■ What to produce
Look through the material below. Copy each line that contains the string "true".
+ + +
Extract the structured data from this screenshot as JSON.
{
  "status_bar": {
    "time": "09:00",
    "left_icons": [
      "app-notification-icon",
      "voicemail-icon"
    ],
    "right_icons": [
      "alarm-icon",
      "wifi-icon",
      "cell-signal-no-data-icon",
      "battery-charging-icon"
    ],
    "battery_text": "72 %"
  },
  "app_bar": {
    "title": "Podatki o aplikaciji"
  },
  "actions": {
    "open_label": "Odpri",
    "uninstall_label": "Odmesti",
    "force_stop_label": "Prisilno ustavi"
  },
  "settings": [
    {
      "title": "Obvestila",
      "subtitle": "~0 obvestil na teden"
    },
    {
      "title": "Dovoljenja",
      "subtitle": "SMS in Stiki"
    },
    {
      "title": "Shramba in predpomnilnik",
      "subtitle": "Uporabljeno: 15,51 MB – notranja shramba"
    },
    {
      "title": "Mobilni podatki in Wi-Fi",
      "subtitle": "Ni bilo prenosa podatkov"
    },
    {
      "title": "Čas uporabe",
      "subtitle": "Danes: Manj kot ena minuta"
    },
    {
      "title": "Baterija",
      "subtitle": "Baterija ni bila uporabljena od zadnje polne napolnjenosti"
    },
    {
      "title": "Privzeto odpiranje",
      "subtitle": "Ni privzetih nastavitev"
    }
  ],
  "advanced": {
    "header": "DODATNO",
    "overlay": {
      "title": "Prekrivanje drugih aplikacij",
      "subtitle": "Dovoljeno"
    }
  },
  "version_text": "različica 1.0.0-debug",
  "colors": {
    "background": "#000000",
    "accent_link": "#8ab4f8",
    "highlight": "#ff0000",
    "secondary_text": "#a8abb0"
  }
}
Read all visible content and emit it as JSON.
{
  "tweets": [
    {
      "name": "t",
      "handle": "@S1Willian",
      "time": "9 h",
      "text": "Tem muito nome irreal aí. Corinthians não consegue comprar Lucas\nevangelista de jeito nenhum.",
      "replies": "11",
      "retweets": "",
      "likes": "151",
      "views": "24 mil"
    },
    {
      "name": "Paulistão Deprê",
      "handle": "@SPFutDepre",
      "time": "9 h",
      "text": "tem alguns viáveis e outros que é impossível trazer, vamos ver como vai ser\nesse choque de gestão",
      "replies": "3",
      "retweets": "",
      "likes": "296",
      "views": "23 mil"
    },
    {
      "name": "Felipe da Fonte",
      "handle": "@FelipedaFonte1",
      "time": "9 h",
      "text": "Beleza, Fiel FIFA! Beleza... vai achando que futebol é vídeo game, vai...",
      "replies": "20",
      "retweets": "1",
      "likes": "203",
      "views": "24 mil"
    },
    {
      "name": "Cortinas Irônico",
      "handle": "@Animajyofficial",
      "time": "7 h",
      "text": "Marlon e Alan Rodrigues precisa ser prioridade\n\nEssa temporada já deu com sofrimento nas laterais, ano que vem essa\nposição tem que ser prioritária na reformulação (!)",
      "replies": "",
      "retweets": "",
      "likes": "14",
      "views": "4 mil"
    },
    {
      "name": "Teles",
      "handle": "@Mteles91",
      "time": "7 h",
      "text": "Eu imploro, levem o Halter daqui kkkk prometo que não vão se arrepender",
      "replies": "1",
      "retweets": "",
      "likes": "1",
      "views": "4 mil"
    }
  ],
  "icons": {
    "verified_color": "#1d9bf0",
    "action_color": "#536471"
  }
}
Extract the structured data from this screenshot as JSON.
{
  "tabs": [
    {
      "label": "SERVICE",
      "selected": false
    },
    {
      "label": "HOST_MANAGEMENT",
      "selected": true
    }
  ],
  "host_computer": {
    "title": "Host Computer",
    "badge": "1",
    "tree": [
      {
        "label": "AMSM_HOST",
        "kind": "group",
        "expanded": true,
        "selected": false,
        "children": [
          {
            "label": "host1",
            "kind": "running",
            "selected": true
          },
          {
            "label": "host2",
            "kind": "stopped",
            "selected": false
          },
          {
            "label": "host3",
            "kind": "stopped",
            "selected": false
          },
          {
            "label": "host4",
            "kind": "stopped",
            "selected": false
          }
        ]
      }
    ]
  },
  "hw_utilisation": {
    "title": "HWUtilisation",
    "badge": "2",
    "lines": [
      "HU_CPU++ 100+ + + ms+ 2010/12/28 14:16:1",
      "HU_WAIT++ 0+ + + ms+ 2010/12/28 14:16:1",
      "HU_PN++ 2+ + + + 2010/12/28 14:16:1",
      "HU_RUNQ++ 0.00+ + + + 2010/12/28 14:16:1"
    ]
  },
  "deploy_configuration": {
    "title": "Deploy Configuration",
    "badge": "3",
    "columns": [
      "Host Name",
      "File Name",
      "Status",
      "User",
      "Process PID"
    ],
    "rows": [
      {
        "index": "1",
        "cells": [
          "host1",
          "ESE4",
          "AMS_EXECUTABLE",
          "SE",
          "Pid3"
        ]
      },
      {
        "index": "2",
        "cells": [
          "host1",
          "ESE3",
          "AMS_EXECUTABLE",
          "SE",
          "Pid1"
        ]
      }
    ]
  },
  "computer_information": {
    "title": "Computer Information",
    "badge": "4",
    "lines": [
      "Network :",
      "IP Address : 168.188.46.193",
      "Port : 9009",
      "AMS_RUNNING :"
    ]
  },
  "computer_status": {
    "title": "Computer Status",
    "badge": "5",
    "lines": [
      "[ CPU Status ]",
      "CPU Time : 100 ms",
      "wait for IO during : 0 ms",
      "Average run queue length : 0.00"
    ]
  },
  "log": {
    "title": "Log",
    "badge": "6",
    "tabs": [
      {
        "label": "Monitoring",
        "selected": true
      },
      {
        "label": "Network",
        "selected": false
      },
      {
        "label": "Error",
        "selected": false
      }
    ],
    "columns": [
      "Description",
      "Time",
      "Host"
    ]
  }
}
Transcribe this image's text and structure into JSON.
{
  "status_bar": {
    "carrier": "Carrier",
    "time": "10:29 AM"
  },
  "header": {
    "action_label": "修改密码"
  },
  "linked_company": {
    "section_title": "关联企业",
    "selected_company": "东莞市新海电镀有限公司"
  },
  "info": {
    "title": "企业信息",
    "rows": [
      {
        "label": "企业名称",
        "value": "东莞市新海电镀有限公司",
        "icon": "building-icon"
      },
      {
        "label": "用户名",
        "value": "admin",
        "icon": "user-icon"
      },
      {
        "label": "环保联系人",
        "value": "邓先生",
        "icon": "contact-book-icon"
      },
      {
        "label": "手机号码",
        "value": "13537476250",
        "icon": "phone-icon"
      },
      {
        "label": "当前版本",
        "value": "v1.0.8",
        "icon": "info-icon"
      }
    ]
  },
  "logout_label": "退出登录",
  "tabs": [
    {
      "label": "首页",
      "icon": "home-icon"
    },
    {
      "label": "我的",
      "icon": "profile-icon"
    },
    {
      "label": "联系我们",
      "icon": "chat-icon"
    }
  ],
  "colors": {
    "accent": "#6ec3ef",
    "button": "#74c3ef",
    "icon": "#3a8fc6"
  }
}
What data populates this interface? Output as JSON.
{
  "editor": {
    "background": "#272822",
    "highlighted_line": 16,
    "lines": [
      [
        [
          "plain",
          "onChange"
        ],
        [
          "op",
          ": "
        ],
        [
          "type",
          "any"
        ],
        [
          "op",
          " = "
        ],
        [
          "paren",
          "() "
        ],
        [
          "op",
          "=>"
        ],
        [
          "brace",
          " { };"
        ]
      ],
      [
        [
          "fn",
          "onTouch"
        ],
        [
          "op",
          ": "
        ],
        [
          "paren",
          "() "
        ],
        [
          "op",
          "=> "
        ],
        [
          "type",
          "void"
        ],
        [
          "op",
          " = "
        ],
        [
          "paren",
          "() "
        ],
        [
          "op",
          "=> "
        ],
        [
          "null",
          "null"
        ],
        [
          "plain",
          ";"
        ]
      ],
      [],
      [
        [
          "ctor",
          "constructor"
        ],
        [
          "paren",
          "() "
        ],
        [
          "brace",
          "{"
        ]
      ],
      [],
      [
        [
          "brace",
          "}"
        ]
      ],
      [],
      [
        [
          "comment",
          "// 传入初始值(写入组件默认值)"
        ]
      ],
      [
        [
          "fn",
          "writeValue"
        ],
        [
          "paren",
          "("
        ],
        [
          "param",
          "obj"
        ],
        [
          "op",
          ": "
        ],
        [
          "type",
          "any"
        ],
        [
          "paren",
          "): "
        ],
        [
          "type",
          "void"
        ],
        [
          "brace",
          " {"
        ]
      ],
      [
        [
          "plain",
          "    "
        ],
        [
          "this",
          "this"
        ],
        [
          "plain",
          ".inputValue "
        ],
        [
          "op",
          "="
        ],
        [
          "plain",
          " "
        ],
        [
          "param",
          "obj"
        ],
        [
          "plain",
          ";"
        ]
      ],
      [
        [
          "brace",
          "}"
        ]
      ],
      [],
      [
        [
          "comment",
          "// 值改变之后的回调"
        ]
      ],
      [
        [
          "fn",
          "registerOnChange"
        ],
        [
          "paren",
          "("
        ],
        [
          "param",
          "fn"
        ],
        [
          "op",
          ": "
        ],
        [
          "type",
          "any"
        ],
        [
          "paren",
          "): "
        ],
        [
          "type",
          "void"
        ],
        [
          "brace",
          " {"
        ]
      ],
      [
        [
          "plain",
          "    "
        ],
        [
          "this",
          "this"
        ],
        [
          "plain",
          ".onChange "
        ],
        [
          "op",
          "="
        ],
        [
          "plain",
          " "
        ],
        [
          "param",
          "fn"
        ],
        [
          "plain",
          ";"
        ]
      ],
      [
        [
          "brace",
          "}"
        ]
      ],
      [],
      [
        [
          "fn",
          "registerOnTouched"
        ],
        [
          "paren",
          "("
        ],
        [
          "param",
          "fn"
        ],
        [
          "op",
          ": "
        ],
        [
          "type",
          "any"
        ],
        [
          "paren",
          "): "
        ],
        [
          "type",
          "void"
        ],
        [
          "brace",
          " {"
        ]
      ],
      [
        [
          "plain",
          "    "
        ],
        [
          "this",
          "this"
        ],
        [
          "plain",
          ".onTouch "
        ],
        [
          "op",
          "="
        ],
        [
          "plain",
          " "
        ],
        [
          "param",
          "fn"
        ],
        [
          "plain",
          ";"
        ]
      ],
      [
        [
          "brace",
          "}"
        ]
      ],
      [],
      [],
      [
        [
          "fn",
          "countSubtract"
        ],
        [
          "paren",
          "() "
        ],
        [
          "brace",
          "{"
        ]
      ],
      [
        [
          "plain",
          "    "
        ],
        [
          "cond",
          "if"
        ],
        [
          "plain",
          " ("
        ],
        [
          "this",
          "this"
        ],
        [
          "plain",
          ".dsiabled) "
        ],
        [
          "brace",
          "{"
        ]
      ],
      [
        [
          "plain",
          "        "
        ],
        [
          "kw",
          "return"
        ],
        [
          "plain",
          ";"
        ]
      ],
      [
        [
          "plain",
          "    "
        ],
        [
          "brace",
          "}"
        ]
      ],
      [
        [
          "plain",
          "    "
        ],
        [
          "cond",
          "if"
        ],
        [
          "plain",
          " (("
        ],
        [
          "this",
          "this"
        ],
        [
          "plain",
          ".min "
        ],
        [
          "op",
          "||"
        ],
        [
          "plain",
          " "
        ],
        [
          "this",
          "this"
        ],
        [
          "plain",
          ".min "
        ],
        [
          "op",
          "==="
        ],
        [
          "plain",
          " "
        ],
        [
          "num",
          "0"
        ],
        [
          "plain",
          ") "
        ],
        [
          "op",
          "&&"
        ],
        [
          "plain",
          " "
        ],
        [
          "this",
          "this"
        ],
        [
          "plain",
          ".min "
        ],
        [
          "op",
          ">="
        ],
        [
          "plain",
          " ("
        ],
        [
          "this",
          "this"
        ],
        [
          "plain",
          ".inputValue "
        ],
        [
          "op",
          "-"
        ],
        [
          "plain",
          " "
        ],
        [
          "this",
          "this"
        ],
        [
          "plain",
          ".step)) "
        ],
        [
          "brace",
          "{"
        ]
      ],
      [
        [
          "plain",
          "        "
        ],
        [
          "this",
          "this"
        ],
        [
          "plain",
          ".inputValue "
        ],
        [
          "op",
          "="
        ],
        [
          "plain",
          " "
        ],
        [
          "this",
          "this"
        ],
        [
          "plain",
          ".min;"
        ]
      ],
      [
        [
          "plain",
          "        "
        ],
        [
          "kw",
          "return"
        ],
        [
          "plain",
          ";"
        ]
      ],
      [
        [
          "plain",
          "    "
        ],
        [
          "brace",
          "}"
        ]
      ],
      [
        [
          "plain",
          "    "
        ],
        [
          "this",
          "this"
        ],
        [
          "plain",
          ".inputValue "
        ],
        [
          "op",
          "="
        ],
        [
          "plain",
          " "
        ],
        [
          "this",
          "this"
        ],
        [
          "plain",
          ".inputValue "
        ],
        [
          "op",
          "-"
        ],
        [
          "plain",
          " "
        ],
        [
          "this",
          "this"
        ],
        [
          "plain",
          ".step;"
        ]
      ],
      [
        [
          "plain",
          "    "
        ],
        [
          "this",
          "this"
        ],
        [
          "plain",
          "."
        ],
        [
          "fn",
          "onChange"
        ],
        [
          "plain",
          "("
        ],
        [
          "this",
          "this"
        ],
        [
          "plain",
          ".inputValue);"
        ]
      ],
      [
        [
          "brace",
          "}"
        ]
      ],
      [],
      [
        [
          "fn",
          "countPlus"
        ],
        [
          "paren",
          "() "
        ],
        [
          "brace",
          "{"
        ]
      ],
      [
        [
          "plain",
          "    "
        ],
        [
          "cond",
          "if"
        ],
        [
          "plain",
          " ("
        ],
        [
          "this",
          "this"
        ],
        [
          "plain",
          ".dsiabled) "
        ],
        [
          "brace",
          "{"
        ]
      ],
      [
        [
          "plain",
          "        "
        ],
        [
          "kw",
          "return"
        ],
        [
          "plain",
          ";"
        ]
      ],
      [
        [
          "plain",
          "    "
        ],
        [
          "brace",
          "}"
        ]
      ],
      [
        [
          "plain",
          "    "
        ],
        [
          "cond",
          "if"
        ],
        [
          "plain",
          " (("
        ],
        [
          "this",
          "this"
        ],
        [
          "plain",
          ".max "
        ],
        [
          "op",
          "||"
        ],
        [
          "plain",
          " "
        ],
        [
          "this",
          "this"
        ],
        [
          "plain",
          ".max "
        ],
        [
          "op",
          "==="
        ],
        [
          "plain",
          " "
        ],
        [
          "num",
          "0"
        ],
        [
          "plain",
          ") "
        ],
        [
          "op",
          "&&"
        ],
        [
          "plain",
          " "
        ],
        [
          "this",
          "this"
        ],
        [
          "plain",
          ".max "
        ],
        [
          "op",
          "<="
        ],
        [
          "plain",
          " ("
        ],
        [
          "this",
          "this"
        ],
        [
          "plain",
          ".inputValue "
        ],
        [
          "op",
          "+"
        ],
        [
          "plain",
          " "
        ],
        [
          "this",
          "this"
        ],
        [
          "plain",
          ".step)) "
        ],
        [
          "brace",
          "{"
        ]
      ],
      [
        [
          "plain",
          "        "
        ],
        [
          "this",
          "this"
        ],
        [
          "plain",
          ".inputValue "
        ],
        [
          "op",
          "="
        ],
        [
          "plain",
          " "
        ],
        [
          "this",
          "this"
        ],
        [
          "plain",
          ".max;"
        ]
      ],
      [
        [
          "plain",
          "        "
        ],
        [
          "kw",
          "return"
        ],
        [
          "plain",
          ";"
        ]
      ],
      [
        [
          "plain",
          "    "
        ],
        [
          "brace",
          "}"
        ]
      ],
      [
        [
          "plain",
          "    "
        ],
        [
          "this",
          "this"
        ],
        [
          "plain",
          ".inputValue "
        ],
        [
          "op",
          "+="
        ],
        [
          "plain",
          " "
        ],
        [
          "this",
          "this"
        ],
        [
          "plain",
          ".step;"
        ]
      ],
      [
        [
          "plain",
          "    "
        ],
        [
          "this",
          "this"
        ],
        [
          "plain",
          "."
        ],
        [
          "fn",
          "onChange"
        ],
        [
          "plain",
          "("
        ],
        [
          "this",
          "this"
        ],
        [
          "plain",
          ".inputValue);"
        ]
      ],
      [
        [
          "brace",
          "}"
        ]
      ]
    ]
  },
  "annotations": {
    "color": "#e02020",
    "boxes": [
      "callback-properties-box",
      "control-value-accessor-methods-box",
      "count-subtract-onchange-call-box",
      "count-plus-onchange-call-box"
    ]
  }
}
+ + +
■ Response to the task
      "selected": true
        "expanded": true,
            "selected": true
        "selected": true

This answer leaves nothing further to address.